In retrospect, Elton John created a lot of relatively serious music from the start of his career until ""Yellow Brick Road." There were moments when his music was fun, such as "Crocodile Rock" and "Jamaica Jerkoff," but the general tone of his music was serious. Even the often reviled "Caribou" had some of Elton's most serious music ("Ticking") mixed in with the inane songs. "Rock of the Westies," on the other hand, was almost all fun, typically hard-rocking, songs.
The CD kicks off with a medley that's fast paced with multiple changeups and some deliberately funny lyrics. The ending of this song is so fast that you have to wonder whether the speed was helped by some creative electronics. "Dan Dare (Pilot of the Future)" continues the fun and silliness. James Newton Howard manages to have a lot of fun with keyboards throughout this song. Silly and fun and a song I enjoy when I'm in the right mood. This song would be fun for a frat party.
"Island Girl" was a huge hit in the mid-70s. The song has some reggae elements to go with the lyrics.

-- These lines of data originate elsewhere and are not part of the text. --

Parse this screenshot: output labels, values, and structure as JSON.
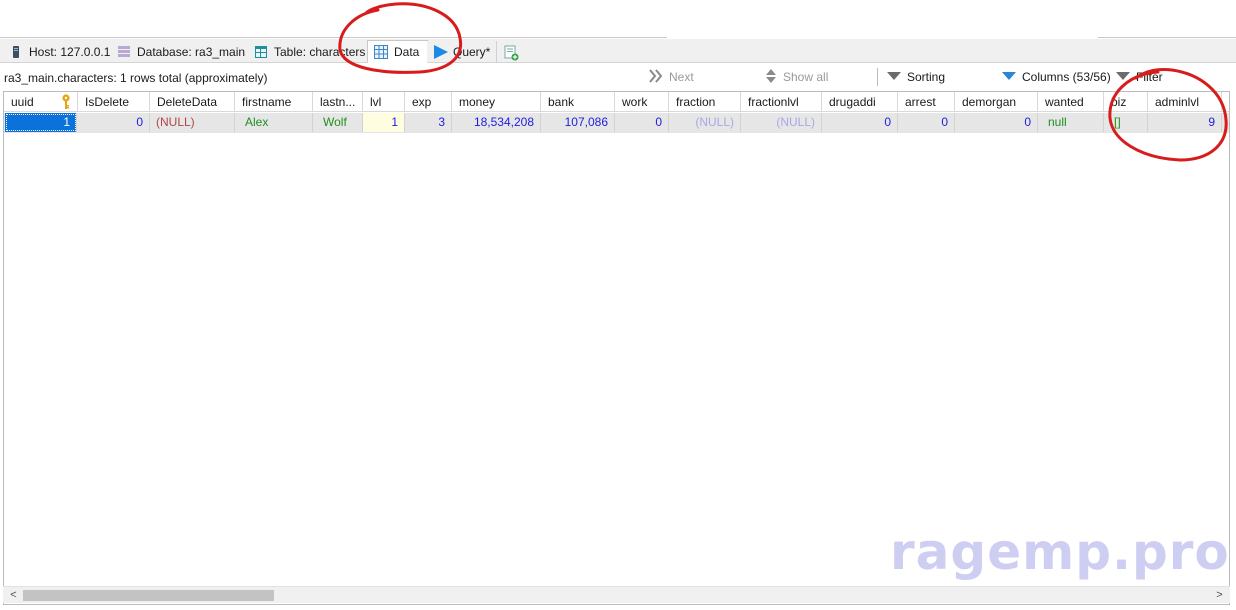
{
  "tabs": [
    {
      "label": "Host: 127.0.0.1",
      "icon": "host-icon"
    },
    {
      "label": "Database: ra3_main",
      "icon": "database-icon"
    },
    {
      "label": "Table: characters",
      "icon": "table-icon"
    },
    {
      "label": "Data",
      "icon": "data-grid-icon",
      "active": true
    },
    {
      "label": "Query*",
      "icon": "query-play-icon"
    }
  ],
  "new_query_icon": "new-query-tab-icon",
  "info": {
    "summary": "ra3_main.characters: 1 rows total (approximately)",
    "next": "Next",
    "show_all": "Show all",
    "sorting": "Sorting",
    "columns": "Columns (53/56)",
    "filter": "Filter"
  },
  "grid": {
    "columns": [
      "uuid",
      "IsDelete",
      "DeleteData",
      "firstname",
      "lastn...",
      "lvl",
      "exp",
      "money",
      "bank",
      "work",
      "fraction",
      "fractionlvl",
      "drugaddi",
      "arrest",
      "demorgan",
      "wanted",
      "biz",
      "adminlvl"
    ],
    "row": [
      "1",
      "0",
      "(NULL)",
      "Alex",
      "Wolf",
      "1",
      "3",
      "18,534,208",
      "107,086",
      "0",
      "(NULL)",
      "(NULL)",
      "0",
      "0",
      "0",
      "null",
      "[]",
      "9"
    ]
  },
  "scrollbar": {
    "left_arrow": "<",
    "right_arrow": ">"
  },
  "watermark": "ragemp.pro",
  "colors": {
    "number": "#1d1de0",
    "text": "#1f8f1f",
    "null": "#b24848",
    "null_faint": "#a8a8e8",
    "selection": "#0a72d8",
    "annotation": "#d81c1c",
    "watermark": "#c6c6f0"
  }
}
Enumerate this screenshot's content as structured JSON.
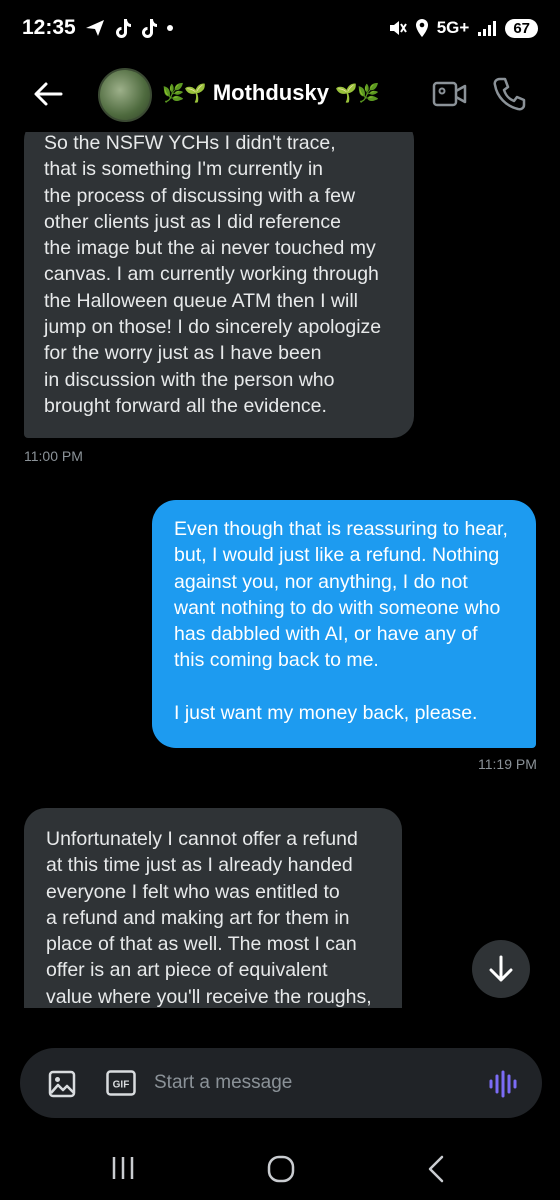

Though the lyrics had the potential to be serious, Elton kept the music in the vein of the opening songs and kept this song to the lighter side. "Grow Some Funk of Your Own" remains light and funky and more than a little humorous. There are some good guitar licks in this song and some more James Newton Howard synthesizer sound effects.
"I Feel like a Bullet (In the Gun of Robert Ford) is the one moment of seriousness on this album. This ballad about the breakup of a relationship has always been my favorite from this album, and one of the most creative songs on the album.
The next three songs are rockers, but are relatively fun songs. The tone of the sound just refuses to allow any of the three, "Street Kids," "Hard Luck Story," and "Feed Me," to be serious to any degree. These are good party songs.
Admittedly "Billy Bones and the White Bird" should fall into the same group as the previous three songs, but I really like this song and think the lyrics and music were creative. The allusions to seafaring myths were interesting and original. The only thing I do not care for in this song is the repetitiveness of portions of the lyrics.
This CD includes two bonus tracks, "Planes" and "Sugar on the Floor." Both songs are much more serious than the majority of the songs on the CD. "Planes" is bluesy and shows none of the synthesizer silliness that tended to appear in many of the other songs. This song sounds more like music from "Don't Shoot Me I'm Only the Piano Player." "Sugar on the Floor" is even bluesier, and also reminds me of Elton's early music. This particular song is the mellowest song on this CD.
1975 was a turning point for rock music, and for Elton John. Soon funk and disco would be overwhelming the airwaves, and Elton would drift away from the style that made him famous. But for one album we got to see Elton having a good time, and do it thoroughly and well. While much of the music may be among Elton's lesser efforts, it is still powerful and frequently creative, and nearly always listenable and interesting. Worthy of being considered a classic Elton John album.